Under Secretary of the Treasury for Terrorism and Financial Intelligence Brian Nelson is visiting Switzerland, Italy, Austria and Germany this week, where he is meeting with government officials, financial institutions and other businesses.
The Treasury Department is warning during the visits that Washington believes Russia is using evasive methods to acquire over a dozen types of goods, including electronic components, optics and manufacturing equipment, according to a document that has been handed to partner countries and was seen by Reuters.
Those goods include processors and controllers, video camera recorders, lasers and signal generators, among others.
Nelson’s visit comes as Washington tries to crack down on Russia’s sanctions evasion and ahead of travel by Assistant Secretary for Terrorist Financing and Financial Crimes Elizabeth Rosenberg to Kazakhstan and Kyrgyzstan next week.
Washington has previously said it is concerned about sanctions evasion in Kazakhstan.
In this week’s visits, the Treasury is also explaining what red flags financial institutions should watch for as they try to identify Russian procurement networks, according to the document.
Those include tenders from companies with no track record and little or no Web presence, frequent or last-minute changes to end users or payees, and businesses located in transshipment countries involved in the electronics or machinery sectors.

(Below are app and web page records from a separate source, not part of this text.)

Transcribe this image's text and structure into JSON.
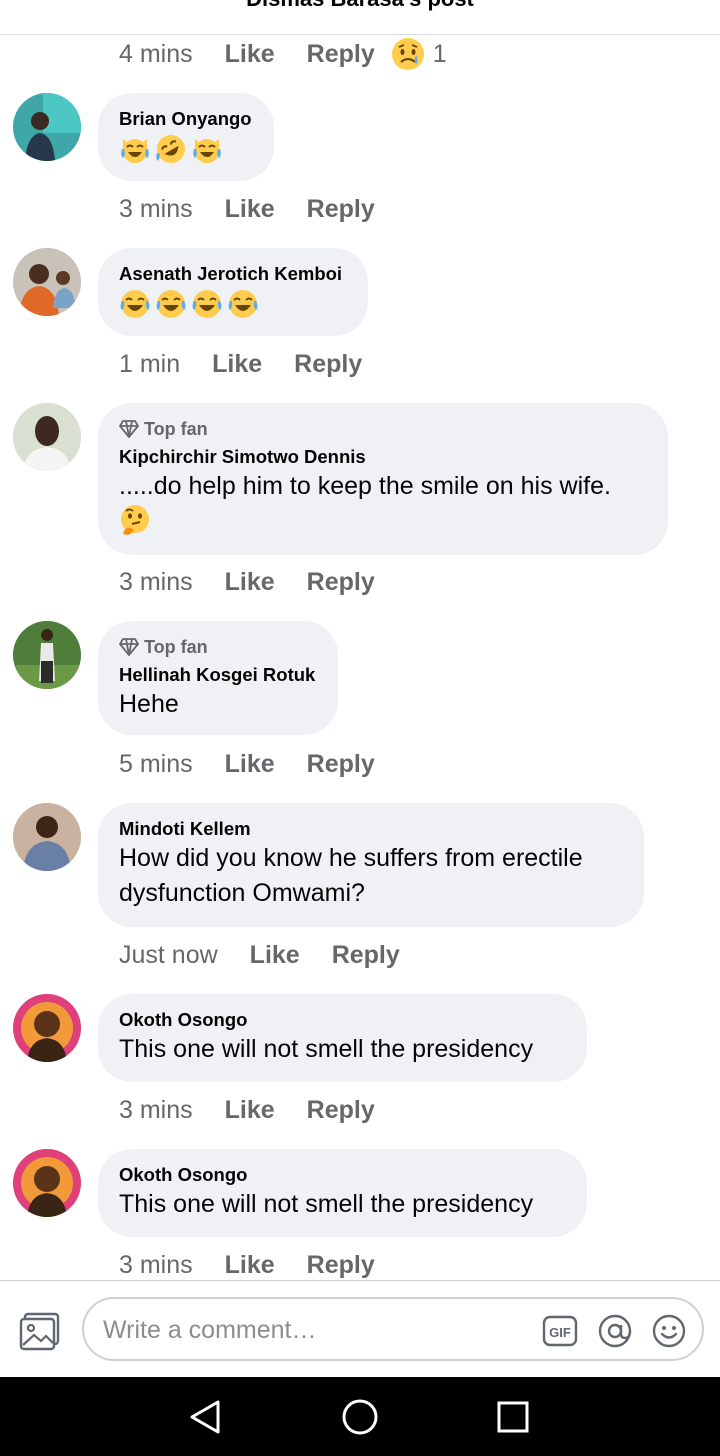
{
  "header": {
    "title": "Dismas Barasa's post"
  },
  "first_meta": {
    "time": "4 mins",
    "like": "Like",
    "reply": "Reply",
    "reaction_count": "1"
  },
  "comments": [
    {
      "author": "Brian Onyango",
      "top_fan": "",
      "text": "",
      "emojis": [
        "cat-tears-of-joy",
        "rolling-laughing",
        "cat-tears-of-joy"
      ],
      "time": "3 mins",
      "like": "Like",
      "reply": "Reply"
    },
    {
      "author": "Asenath Jerotich Kemboi",
      "top_fan": "",
      "text": "",
      "emojis": [
        "tears-of-joy",
        "tears-of-joy",
        "tears-of-joy",
        "tears-of-joy"
      ],
      "time": "1 min",
      "like": "Like",
      "reply": "Reply"
    },
    {
      "author": "Kipchirchir Simotwo Dennis",
      "top_fan": "Top fan",
      "text": ".....do help him to keep the smile on his wife.",
      "emojis": [
        "thinking-face"
      ],
      "time": "3 mins",
      "like": "Like",
      "reply": "Reply"
    },
    {
      "author": "Hellinah Kosgei Rotuk",
      "top_fan": "Top fan",
      "text": "Hehe",
      "emojis": [],
      "time": "5 mins",
      "like": "Like",
      "reply": "Reply"
    },
    {
      "author": "Mindoti Kellem",
      "top_fan": "",
      "text": "How did you know he suffers from erectile dysfunction Omwami?",
      "emojis": [],
      "time": "Just now",
      "like": "Like",
      "reply": "Reply"
    },
    {
      "author": "Okoth Osongo",
      "top_fan": "",
      "text": "This one will not smell the presidency",
      "emojis": [],
      "time": "3 mins",
      "like": "Like",
      "reply": "Reply"
    },
    {
      "author": "Okoth Osongo",
      "top_fan": "",
      "text": "This one will not smell the presidency",
      "emojis": [],
      "time": "3 mins",
      "like": "Like",
      "reply": "Reply"
    }
  ],
  "composer": {
    "placeholder": "Write a comment…",
    "icons": [
      "photo-icon",
      "gif-icon",
      "mention-icon",
      "emoji-icon"
    ]
  },
  "navbar": {
    "icons": [
      "back-icon",
      "home-icon",
      "recents-icon"
    ]
  },
  "colors": {
    "bubble": "#eff1f4",
    "meta_text": "#65676b",
    "navbar": "#000000",
    "emoji_yellow": "#ffcc4d"
  }
}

The United States and its allies, including the European Union and United Kingdom, imposed sanctions on Russia following the invasion of Ukraine more than a year ago and have continued to ratchet up pressure.